Evaluators Identify Promising Practices From the 2018-19 FAFSA Completion Challenge
Monday, March 9, 2020
Posted by: Sara Melnick, Deputy Director
ASA Research recently released their evaluation of NCAN's 2018-19 FAFSA Completion Challenge. The report, “Staking Their Claim: Promising Practices for Facilitating FAFSA Completion,” identifies essential conditions, promising practices, challenges, and recommendations for increasing Free Application for Federal Student Aid (FAFSA) completion, a major barrier to college access and attainment for students from low-income backgrounds. In addition to the full report, ASA released detailed case studies of five of the Challenge grantee sites.
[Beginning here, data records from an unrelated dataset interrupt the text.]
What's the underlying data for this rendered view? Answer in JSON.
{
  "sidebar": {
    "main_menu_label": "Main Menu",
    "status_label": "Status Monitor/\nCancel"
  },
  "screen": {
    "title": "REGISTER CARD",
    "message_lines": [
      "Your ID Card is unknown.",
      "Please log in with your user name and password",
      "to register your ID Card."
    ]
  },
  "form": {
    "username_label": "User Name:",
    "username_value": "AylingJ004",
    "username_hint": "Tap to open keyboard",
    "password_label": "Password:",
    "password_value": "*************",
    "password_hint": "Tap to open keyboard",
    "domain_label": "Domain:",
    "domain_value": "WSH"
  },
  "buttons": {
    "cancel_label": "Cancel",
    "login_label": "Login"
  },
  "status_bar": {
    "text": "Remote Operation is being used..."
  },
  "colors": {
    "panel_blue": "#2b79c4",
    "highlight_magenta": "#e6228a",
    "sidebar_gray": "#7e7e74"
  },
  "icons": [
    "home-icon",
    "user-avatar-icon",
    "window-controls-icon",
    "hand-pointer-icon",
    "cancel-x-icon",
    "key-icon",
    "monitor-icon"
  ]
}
These case studies highlight hurdles each site encountered, along with some lessons learned.
This second NCAN FAFSA Completion Challenge, funded by the Kresge Foundation and Ascendium Education Group, awarded grants to 25 cities with lower-than-average FAFSA completion rates, with the charge to raise these rates by 5 percentage points for the high school graduating class of 2019 over that of the class of 2018. Using grant funds, several cities across the country – led by a mix of school districts, postsecondary institutions, community-based organizations, and foundations – improved completion rates with a combination of innovative approaches and long-proven tactics.
The essential conditions identified by ASA Research – conditions that need to be in place to successfully implement promising FAFSA completion strategies – include engaged leadership, trained FAFSA experts, a core planning committee, data to track student completions and target noncompleters, and ongoing assessment and adjustment of strategies.
The promising strategies include one-on-one assistance, peer and near-peer advisers, incentives for students and staff, districtwide competitions, and FAFSA completion campaigns.
The barriers to increasing FAFSA completion include parent/family engagement, local cultural and economic conditions, prevailing FAFSA myths and misperceptions, limited staff capacity, data access/use and matching, and FAFSA verification.
Policy and practice recommendations to help overcome the aforementioned barriers include early and targeted parent/family engagement/education and supporting students through the verification process.
Recommendations emerging from this evaluation emphasize the importance of local and school leaders embracing the importance of FAFSA completion and its connection to college degree attainment, social mobility, and the local economy. When local leaders make FAFSA completion a priority, the message that applying for financial aid is not only beneficial, but imperative reverberates throughout the school and college access staff working directly with students, and throughout the community.